Allen Robinson was exonerated and freed in 2022 after serving nearly 14 years in prison for a crime he did not commit.
CHICAGO – Exonoree Allen Robinson filed a lawsuit today against the City of Chicago and Chicago Police officers alleging “shocking misconduct,” including allegations that police coerced false testimony and covered up evidence of Mr. Robinson’s innocence.
According to today’s suit, Allen Robinson was only 19 years old when CPD officers framed him for a 2008 shooting death in Chicago’s Austin neighborhood. After three months of failing to solve the murder, Area Five detectives coerced two witnesses into identifying Robinson as the perpetrator. They relied on a well-honed practice to do so—a “buy bust,” in which an undercover officer buys drugs from an intended witness, arrests the witness, and then agrees to drop the drug charges if the witness provides information. CPD officers corroborated the two witnesses’ false statements with manufactured identifications by the responding police officer and Robinson’s cousin.
Without any physical evidence linking Robinson to the crime, the State relied completely on the witness testimony at Robinson’s criminal trial. Robinson was convicted of first-degree murder and sentenced to 55 years in Illinois Department of Corrections custody.

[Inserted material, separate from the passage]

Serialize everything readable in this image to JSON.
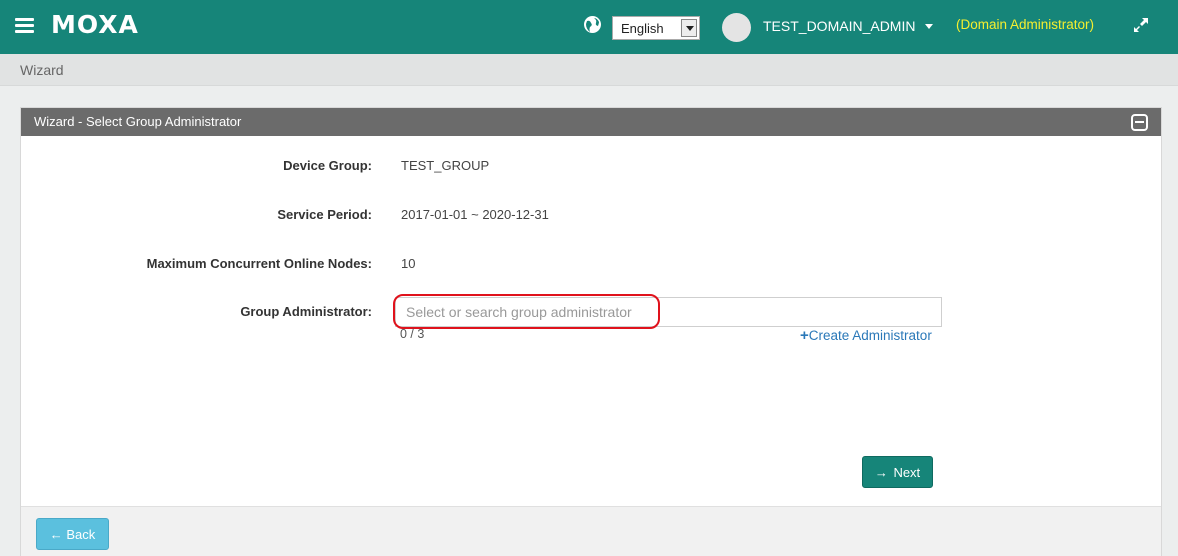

Robinson’s case follows a pattern of Area Five detectives coercing witnesses and manufacturing identifications, as more than 100 such cases have come to light since 1986.
In May 2022, the Circuit Court of Cook County vacated Robinson’s conviction. On April 26, 2023, the Illinois courts granted Robinson a Certificate of Innocence.
While incarcerated, Robinson was separated from his three young children and his mother. He missed countless milestones in his children’s lives, including his children’s first steps, first days of school, and graduations. Allen Robinson is represented by Jon Loevy, Danielle Hamilton, and Annie Prossnitz of Loevy & Loevy Attorneys at Law. A copy of today’s suit, Allen Robinson v. City of Chicago, et al., No. 23-cv-02724, filed in the U.S. District Court for the Northern District of Illinois, is available here.